◆ The task
Where does the word "Monitor" appear in the entries below? Copy each line that holds it.

◆ Data section
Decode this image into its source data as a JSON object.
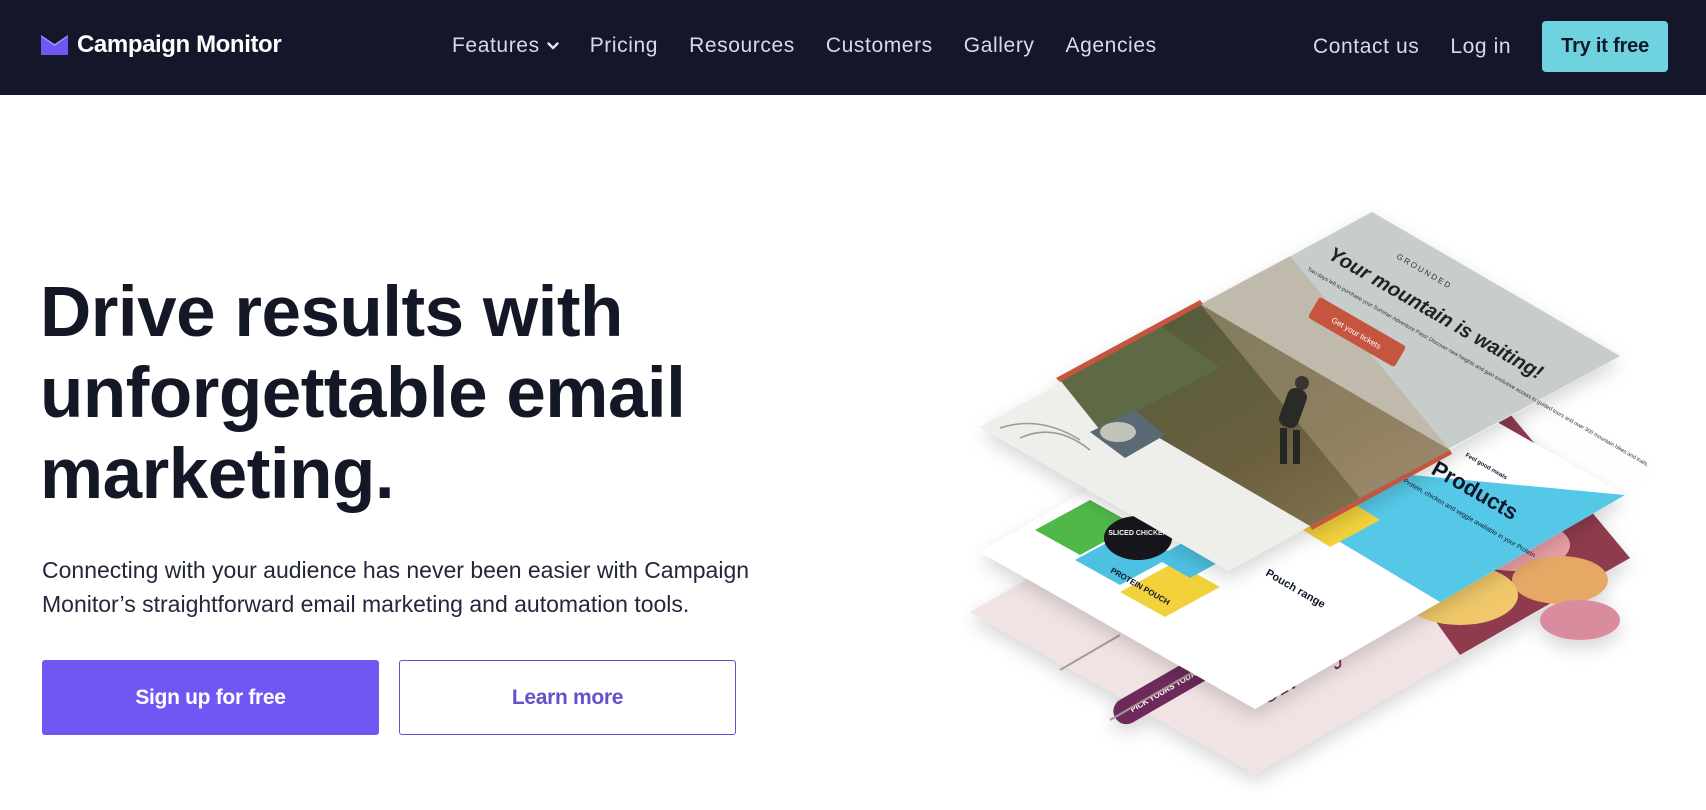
{
  "nav": {
    "brand": "Campaign Monitor",
    "links": [
      "Features",
      "Pricing",
      "Resources",
      "Customers",
      "Gallery",
      "Agencies"
    ],
    "contact": "Contact us",
    "login": "Log in",
    "cta": "Try it free"
  },
  "hero": {
    "title_line1": "Drive results with",
    "title_line2": "unforgettable email",
    "title_line3": "marketing.",
    "subtitle_line1": "Connecting with your audience has never been easier with Campaign",
    "subtitle_line2": "Monitor’s straightforward email marketing and automation tools.",
    "primary_cta": "Sign up for free",
    "secondary_cta": "Learn more"
  },
  "illustration": {
    "brand_mark": "GROUNDED",
    "headline": "Your mountain is waiting!",
    "body": "Two days left to purchase your Summer Adventure Pass! Discover new heights and gain exclusive access to guided tours and over 300 mountain hikes and trails.",
    "button": "Get your tickets",
    "products_title": "Products",
    "products_tag": "Feel good meals",
    "products_body": "Protein, chicken and veggie available in your Protein",
    "pouch_label": "PROTEIN POUCH",
    "sliced_label": "SLICED CHICKEN",
    "pouch_range": "Pouch range",
    "day_text": "day",
    "er_text": "er.",
    "macaron_button": "PICK YOURS TODAY"
  },
  "colors": {
    "nav_bg": "#131729",
    "accent": "#7057f3",
    "cta_teal": "#6ed3df",
    "text_dark": "#141826",
    "products_blue": "#55c8e8",
    "email_red": "#c65440"
  }
}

◆ Exercise response
    "brand": "Campaign Monitor",
    "subtitle_line2": "Monitor’s straightforward email marketing and automation tools.",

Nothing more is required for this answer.